- _Records supplied_:
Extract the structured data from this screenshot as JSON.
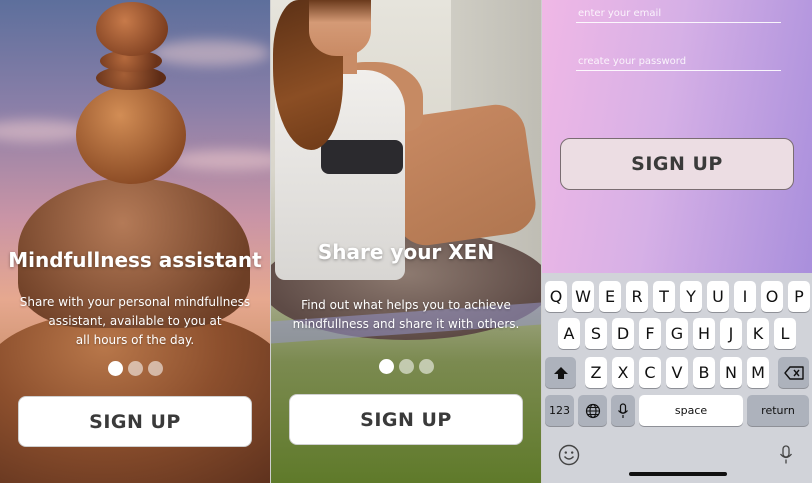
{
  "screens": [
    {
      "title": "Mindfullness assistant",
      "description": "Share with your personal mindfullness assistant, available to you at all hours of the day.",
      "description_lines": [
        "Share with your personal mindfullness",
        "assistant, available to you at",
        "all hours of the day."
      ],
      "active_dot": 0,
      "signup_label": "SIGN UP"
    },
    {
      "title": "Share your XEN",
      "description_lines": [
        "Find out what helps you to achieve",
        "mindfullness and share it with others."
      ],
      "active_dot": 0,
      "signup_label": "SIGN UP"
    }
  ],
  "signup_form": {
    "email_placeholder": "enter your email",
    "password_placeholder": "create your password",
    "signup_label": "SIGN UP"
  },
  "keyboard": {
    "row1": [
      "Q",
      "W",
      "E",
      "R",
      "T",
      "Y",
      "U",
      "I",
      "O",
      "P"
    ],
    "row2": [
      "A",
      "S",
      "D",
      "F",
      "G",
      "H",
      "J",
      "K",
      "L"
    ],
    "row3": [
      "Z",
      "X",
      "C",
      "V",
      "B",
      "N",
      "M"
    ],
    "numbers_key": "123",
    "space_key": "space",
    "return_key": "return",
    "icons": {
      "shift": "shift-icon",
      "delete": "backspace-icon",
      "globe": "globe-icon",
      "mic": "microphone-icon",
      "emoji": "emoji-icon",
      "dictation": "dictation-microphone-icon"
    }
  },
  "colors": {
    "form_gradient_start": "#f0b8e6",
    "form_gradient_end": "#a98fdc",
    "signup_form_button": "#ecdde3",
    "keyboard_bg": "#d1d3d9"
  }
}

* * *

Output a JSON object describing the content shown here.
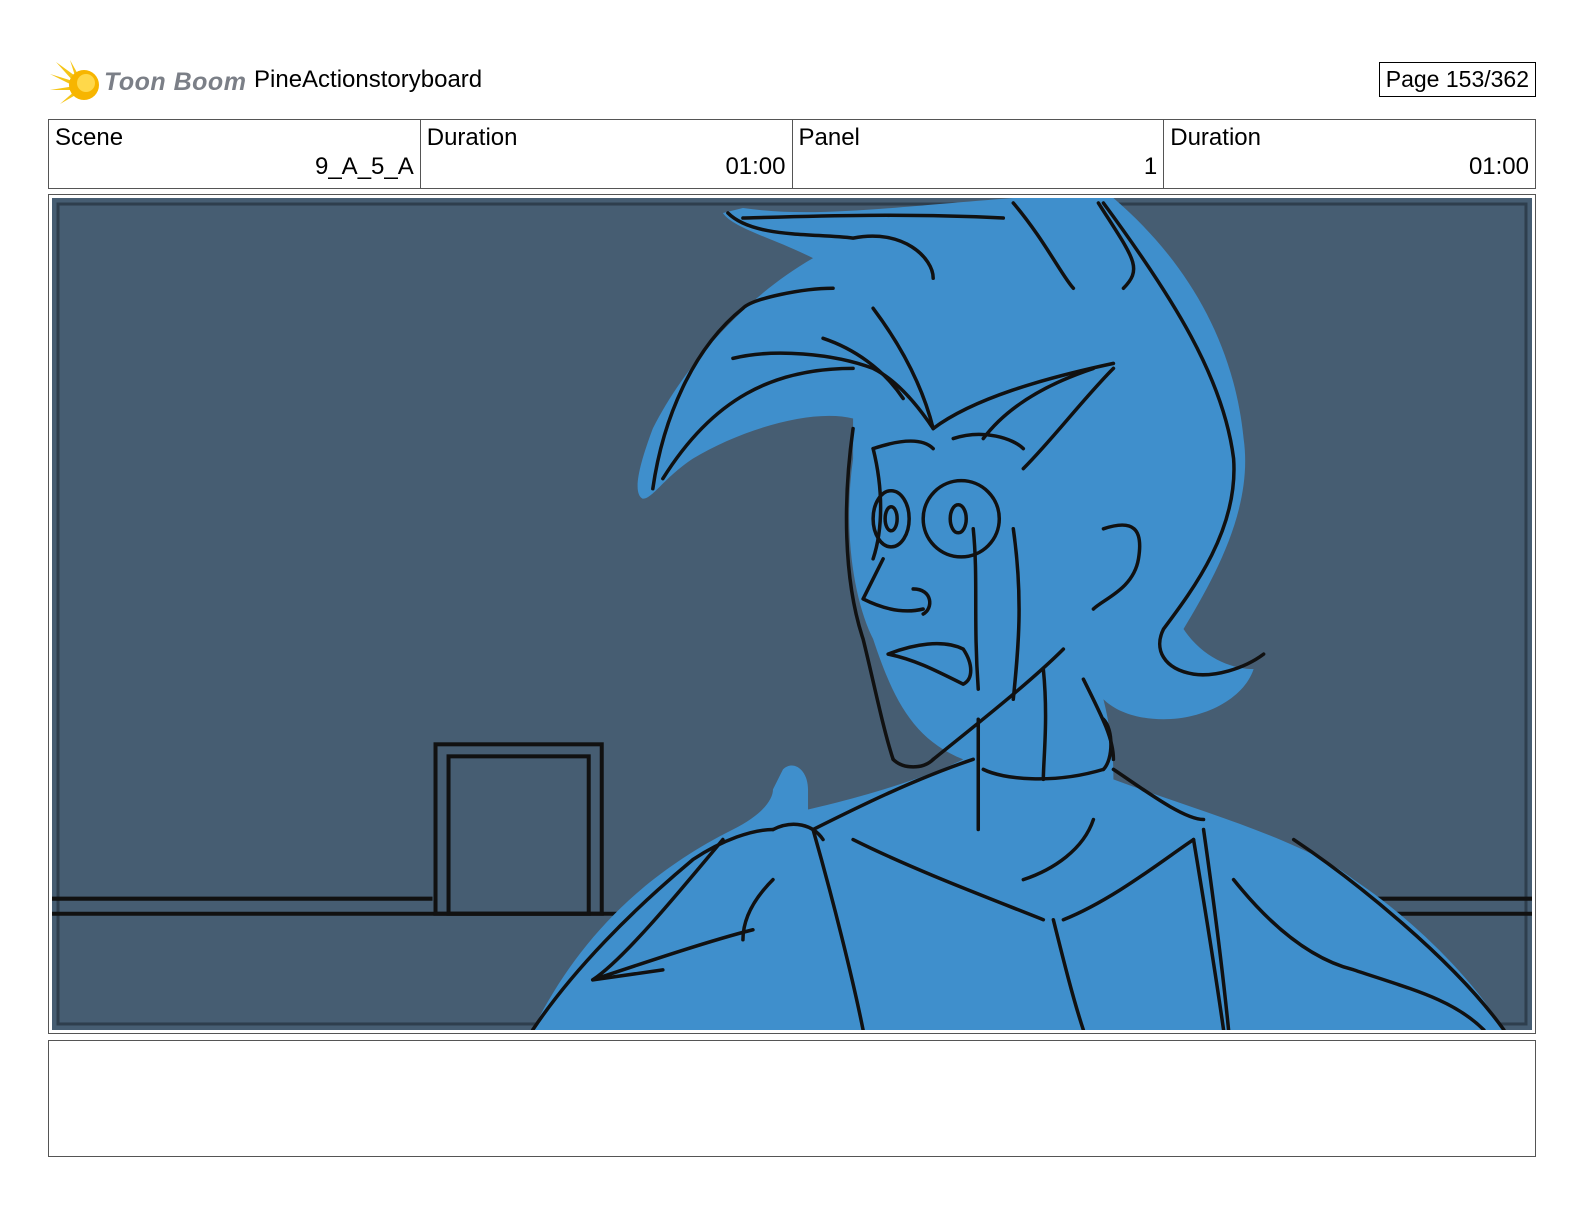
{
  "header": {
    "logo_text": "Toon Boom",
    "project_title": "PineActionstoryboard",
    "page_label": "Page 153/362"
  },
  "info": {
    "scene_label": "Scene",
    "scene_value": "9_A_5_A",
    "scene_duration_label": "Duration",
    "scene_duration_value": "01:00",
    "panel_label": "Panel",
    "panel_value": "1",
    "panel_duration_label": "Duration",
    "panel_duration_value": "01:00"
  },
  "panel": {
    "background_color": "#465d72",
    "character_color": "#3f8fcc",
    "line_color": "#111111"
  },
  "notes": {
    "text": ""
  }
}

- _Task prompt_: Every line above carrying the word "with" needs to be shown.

- _Output for this exercise_:
      "description": "Share with your personal mindfullness assistant, available to you at all hours of the day.",
        "Share with your personal mindfullness",
        "mindfullness and share it with others."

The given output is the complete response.